Dianne Coward was a key person for initiating the program. I was grateful for the opportunity to chair the Women’s Group Mentoring Program by Val Clifford when she left. Both Dianne and Val enabled me to take a leadership position. I didn’t think I was worthy of this but they mentored me.
1. What changes have you noticed since you have finished the program? 
- Reading a book we used on group processes. I was a skilled facilitator but it gave me a theoretical framework. It made me reflect on facilitation as an important skill and a legitimate form of leadership.
2. What has been the MOST significant change? 
The most significant change for me was reading a book we used on group processes. I was a skilled facilitator but it gave me a theoretical framework. It made me reflect on facilitation as an important skill and a legitimate form of leadership.
Beginning (situation before the change)
I didn’t know I was skilled at facilitation. I didn’t know it was important. I was not fully aware of how well I could read people and situations and the emotional dynamic of interactions.
Middle (what happened)
It confirmed to me leadership can be from behind, sideways, a gentle hand or a kick up the bum. Many senior people don’t recognize what I call the social glue to allow collegiate, cooperative development.
End (situation after)
I am presently in a faculty that does value these skills. It grows? Me and gives me confidence. There are many ways to work with people to create results. I have turned this area into a highly interactive group. Like the WGMP I started with a retreat and an evening around the fire. I pulled them together in a month. It’s valuing people for their differences.
I did a workshop in 2003 where we divided into eight forms of leaders. Two of us came out as facilitative leaders. Others couldn’t see that you could be a leader any other way except from the front.

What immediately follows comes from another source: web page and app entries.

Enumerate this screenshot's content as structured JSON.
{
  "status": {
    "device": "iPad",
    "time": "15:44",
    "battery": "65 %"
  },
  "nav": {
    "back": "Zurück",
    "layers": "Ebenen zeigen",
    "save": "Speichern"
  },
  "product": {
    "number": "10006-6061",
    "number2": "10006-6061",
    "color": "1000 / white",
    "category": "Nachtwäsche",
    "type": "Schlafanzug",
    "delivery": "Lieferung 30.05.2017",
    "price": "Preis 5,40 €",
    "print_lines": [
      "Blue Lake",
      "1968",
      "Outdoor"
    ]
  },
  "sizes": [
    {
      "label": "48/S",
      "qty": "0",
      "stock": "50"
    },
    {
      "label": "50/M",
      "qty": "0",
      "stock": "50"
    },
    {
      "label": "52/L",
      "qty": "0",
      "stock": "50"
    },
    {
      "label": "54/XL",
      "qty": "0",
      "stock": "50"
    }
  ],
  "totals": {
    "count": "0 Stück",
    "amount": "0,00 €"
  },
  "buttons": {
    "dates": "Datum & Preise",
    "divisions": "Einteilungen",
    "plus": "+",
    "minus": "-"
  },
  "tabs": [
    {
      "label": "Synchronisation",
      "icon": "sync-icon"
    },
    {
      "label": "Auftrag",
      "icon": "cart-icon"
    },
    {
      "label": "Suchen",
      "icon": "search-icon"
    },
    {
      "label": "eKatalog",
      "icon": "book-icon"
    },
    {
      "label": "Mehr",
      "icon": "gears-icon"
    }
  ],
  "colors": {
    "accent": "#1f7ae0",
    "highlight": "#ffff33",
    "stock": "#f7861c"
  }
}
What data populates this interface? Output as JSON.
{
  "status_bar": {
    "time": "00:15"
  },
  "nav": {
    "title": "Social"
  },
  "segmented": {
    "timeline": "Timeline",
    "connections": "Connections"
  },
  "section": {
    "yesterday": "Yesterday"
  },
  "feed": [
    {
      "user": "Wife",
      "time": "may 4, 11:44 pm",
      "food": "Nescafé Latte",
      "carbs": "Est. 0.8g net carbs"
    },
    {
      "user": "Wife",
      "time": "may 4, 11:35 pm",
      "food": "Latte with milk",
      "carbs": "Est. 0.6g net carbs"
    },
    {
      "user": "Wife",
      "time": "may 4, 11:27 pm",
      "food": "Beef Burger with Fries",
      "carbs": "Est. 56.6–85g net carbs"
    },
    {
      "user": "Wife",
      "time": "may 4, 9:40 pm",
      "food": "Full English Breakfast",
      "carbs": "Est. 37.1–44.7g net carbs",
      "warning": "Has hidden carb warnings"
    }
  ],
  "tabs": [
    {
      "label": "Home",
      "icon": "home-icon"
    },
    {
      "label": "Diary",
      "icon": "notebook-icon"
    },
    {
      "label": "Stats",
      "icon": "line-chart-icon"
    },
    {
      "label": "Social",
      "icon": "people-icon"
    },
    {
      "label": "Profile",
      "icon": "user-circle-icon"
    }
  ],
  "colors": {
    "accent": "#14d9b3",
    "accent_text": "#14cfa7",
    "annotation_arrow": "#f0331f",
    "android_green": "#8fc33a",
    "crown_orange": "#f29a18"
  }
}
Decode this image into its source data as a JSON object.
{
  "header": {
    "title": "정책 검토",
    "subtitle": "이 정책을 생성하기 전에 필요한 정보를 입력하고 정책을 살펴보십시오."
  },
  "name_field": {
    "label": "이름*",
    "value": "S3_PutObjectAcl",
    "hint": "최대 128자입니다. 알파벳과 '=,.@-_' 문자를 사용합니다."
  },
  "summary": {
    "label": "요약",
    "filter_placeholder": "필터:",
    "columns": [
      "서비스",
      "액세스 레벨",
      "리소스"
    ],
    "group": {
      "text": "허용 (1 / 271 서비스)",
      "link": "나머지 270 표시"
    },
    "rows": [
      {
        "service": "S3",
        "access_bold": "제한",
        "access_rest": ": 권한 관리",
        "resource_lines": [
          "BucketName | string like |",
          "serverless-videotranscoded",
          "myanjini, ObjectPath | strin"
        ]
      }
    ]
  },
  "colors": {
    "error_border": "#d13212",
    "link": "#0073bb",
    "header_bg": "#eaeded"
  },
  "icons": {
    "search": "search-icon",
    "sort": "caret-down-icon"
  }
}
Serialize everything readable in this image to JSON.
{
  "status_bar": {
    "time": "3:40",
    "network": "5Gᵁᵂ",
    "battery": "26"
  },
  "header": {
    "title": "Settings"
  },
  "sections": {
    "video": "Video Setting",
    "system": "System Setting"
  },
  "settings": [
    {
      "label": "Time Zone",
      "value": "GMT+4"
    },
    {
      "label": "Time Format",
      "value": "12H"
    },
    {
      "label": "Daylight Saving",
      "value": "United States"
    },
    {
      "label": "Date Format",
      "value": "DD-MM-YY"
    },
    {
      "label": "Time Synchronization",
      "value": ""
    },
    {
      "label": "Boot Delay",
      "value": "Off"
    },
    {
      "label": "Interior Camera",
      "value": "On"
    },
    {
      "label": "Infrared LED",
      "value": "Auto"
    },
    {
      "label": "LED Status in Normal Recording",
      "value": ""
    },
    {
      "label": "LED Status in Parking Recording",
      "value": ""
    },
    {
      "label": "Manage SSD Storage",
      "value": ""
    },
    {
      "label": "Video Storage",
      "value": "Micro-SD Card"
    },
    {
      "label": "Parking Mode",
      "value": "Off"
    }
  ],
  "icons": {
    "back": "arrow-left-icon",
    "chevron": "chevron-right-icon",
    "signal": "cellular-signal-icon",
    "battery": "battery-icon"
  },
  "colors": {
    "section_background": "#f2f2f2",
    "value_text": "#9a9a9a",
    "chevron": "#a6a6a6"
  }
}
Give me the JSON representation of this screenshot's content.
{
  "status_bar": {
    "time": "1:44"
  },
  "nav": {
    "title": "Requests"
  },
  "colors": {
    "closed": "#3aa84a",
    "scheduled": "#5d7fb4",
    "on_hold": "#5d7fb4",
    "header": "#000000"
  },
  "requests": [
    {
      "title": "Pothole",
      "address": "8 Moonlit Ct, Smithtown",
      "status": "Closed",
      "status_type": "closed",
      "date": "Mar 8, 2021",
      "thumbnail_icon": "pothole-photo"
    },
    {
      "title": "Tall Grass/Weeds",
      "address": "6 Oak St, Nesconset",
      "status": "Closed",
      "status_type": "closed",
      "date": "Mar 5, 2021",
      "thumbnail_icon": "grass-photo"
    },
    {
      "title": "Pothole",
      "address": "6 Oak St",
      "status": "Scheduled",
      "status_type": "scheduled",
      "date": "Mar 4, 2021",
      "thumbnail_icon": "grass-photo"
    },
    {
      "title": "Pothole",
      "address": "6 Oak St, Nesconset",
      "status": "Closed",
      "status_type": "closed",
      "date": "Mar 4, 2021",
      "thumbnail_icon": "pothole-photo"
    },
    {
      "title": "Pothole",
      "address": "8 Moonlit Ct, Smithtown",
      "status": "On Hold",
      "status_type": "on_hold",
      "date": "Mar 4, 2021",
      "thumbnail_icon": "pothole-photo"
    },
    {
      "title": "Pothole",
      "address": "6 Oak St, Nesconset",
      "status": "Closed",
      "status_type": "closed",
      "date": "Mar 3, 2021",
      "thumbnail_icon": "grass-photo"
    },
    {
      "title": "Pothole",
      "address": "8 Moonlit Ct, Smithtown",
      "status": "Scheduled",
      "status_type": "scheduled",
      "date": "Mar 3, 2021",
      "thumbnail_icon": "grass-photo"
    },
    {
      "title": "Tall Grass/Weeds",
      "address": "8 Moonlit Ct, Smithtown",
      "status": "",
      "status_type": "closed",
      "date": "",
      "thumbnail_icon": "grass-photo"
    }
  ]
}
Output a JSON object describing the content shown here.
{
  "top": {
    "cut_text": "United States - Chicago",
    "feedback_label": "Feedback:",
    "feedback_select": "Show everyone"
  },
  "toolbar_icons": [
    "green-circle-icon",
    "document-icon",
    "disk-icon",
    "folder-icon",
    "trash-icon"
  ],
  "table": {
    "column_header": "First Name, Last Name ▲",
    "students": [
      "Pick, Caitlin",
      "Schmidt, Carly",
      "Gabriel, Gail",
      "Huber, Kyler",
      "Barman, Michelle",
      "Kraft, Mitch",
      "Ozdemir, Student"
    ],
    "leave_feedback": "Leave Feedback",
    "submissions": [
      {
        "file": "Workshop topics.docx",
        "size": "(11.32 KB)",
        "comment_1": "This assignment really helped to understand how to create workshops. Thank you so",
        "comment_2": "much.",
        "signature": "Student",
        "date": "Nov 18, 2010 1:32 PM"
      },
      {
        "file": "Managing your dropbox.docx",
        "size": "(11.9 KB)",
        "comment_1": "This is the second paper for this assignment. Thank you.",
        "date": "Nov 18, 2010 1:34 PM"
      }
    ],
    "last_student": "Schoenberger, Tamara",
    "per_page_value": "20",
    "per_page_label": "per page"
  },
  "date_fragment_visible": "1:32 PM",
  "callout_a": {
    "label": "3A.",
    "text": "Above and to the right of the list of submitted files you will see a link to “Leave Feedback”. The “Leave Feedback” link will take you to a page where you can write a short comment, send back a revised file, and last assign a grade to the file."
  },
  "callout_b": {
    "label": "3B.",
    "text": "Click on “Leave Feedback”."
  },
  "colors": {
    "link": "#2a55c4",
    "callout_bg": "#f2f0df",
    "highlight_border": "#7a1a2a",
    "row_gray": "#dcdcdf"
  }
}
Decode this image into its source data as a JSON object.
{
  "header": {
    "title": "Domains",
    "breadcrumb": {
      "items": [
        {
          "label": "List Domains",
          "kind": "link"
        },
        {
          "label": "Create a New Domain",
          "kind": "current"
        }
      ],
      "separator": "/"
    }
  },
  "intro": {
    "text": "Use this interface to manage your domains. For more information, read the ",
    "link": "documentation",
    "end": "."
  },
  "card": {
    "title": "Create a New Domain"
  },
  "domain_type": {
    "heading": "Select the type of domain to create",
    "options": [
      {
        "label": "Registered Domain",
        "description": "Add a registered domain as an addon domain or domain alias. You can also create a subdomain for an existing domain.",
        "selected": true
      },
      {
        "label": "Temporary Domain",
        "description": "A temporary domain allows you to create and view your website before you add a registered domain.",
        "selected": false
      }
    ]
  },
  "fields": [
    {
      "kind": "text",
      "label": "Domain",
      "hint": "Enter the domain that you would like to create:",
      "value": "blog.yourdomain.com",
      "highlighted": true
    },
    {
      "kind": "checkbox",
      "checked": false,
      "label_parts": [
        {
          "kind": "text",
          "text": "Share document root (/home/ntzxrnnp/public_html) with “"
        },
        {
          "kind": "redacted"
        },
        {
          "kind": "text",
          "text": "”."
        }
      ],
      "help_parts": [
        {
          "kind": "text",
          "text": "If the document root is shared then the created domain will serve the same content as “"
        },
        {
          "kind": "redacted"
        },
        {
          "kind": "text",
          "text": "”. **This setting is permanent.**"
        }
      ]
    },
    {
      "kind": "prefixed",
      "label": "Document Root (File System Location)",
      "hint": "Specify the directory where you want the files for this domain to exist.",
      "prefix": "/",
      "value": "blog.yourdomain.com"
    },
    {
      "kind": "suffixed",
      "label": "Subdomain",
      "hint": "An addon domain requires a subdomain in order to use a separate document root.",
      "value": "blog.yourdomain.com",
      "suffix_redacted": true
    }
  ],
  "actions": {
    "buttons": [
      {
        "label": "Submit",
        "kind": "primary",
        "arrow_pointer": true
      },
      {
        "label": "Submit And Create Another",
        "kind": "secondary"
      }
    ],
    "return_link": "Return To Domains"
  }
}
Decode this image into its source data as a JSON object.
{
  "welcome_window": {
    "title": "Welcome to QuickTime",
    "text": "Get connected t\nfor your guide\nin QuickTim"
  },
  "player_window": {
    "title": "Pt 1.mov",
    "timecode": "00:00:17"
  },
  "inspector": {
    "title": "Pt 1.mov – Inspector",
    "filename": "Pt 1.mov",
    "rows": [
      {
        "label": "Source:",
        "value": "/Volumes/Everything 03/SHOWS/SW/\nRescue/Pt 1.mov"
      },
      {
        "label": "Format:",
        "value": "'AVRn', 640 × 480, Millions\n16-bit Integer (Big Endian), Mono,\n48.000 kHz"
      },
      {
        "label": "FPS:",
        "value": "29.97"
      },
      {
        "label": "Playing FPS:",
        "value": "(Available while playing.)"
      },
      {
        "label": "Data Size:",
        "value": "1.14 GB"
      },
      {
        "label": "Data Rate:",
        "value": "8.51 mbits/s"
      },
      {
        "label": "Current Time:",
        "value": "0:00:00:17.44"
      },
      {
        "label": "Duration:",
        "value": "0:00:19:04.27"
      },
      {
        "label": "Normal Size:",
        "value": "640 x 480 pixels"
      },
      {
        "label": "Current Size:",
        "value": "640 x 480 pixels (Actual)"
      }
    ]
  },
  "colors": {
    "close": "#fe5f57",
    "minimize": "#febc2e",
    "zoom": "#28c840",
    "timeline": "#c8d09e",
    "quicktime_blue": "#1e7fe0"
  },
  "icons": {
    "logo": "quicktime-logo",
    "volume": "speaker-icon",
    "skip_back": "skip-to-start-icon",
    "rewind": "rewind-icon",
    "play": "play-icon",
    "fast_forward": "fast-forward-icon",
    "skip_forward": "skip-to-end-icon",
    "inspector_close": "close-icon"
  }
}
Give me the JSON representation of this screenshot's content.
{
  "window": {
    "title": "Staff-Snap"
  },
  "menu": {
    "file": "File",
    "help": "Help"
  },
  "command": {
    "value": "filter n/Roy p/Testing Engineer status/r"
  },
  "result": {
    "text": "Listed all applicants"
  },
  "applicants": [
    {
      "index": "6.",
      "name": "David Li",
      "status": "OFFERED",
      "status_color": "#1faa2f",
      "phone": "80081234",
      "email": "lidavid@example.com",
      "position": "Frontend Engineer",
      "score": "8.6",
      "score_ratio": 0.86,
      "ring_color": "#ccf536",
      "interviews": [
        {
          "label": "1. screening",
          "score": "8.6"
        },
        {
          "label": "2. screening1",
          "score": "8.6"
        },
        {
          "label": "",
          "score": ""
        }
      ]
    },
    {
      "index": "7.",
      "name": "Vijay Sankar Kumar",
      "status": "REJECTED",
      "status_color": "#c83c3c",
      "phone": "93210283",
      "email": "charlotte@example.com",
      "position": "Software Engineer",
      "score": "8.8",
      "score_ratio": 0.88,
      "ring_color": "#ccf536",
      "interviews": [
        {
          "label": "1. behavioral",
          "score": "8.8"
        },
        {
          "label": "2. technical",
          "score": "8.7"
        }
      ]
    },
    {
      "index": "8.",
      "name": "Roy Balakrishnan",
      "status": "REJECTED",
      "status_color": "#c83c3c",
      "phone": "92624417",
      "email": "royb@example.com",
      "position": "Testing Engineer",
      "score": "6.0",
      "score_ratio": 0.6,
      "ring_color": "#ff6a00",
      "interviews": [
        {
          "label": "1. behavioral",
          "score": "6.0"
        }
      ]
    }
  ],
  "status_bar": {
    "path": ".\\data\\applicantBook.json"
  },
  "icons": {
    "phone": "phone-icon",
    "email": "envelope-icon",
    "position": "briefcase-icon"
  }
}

The head of school needed someone to do the day-to-day running in 2005. Then I was made Dean but I didn’t have research qualifications. It needed an outward looking role. I had a vision. We needed to knit people together with inter-professional practice and learning. I used these and other agreed principles to design and engage people to build the new building we will be housed in. It came to sixteen offices with big, little and no windows and we had seven principles to apply and three disciplines to fit people effectively into the offices. They are like tribes and weren’t going to be mixed up and heads needed to be next to support. The senior people ended up with the little windows facing west and the junior staff with big windows facing east. The only complaint I had was from one person who said their window was too big.
I am always encouraging women. I get pleasure from seeing people grow and move on. I am very pleased I got 100% USS scores for one of my units. I don’t need external affirmation. I’m lucky I’m in a position I don’t require financial gain. I love my students.
I want to look after these beginning researchers. I want their careers to blossom. If I didn’t have that I couldn’t keep working here. I loved being dean. I am very proud of my achievements. I have always liked teaching and taking people forward. We’ve just appointed three people to this area. They are fantastic researchers but they are not equipped to teach first year like their job expects. Our job is to nurture people.
3. Why was this change significant for you? 
It is significant because of two things:
- It gives me personal vindication by allowing others to fly
- To take the kernel of a potential and see it flourish gives me amazing satisfaction. To see other’s personal growth is very rewarding.
I’ve got kids coming back to me still to tell me how they are going. You’ve touched people’s lives.
My intention is to be a guiding light and supporting women, especially in science. Most women drop out at 40 in science. It’s stacked against them. You are judged more critically. This is why I got involved in the first place. A lot of successful women are single. There is a third whammy. Women are the social glue, facilitators and say yes to their own detriment. It is programs like the WGMP that are essential to help women step aside and get a different view.
Group mentoring works because women have a social network. The problem with splitting academics and general staff is class. The academic women are not always valuing what the general staff women have to bring. They are duplicating a male model for science. Male is one way. This is another way. Lab based science is very intensive. You have to give them resilience and a framework to do science differently.
from Jess Dart http://www.clearhorizon.com.au